Next up we have a short 1:16 track by the name of Sub Zero which is a simple acoustic instrumental, this is followed by Aftershock, a bass instrumental of 1:35. As with all the interludes on this EP, there is not really a lot you can say about them, except maybe decent but hardly earthshattering.
Längqvist’s vocals sound fantastic some 30 odd years later. The drum sound is what you’d expect for a Candlemass release, suitably bombastic and hard hitting…
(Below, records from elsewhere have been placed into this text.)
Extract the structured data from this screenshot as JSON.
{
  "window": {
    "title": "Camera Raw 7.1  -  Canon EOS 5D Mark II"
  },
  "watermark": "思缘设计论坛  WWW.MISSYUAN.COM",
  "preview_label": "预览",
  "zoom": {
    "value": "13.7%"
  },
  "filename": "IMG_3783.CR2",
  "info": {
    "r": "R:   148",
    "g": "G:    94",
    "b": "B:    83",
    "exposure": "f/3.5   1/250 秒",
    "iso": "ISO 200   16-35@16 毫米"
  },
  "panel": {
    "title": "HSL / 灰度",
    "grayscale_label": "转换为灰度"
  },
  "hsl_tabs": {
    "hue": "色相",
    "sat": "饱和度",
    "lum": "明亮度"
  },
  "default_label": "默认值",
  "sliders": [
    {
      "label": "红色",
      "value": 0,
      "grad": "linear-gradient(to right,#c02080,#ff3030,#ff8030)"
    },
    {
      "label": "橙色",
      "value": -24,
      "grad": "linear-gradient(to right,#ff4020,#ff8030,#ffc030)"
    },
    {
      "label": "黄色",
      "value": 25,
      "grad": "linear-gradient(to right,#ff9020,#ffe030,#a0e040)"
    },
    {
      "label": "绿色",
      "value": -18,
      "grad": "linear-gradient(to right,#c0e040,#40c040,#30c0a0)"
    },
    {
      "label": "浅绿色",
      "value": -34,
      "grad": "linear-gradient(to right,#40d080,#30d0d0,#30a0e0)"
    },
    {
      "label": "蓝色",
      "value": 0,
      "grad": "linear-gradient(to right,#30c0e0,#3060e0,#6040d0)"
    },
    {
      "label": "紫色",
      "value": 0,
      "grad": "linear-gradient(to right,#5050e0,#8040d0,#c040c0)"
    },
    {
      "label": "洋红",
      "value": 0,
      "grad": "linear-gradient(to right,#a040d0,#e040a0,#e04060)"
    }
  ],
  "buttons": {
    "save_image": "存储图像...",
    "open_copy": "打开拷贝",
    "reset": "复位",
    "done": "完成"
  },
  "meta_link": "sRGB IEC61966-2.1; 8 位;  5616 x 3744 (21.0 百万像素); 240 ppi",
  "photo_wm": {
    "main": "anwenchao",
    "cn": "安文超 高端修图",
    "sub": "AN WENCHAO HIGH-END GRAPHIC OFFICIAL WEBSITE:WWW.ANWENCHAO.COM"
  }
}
Penultimate closing number Procelain Skull, sounds a little like a Dio fronted Sabbath tune, and although I’m a hard-line, Ozzy or no-one, Sabs fan, even I have to admit that the late Mr Dio did some sterling work with the band during his tenure, (plus Ronnie will always have my eternal gratitude for those first 3 stunning Rainbow albums). So, this is a fantastic number all told, possibly my favourite on the album.
We come to the final track on the record (if you can call it that), the 1:24 piece known by the name of The Cold Room. We have a pretty keyboard accompanied by an acoustic guitar. As with the preceding 2 instrumentals it’s decent but hardly necessary. In fact, I would have appreciated it more maybe if a proper track was constructed from it, because the bare bones are there for quite a beautiful and haunting ballad.
So, there you have it, a short but sweet EP from these doom legends. As a fan of the band, the ‘proper’ tracks are solid and well-constructed. The instrumentals were meh, decent but far from adding anything extraordinary to the proceedings, inoffensive, nonetheless. This release works as a nice stopgap to the next Candlemass release, whenever this may be.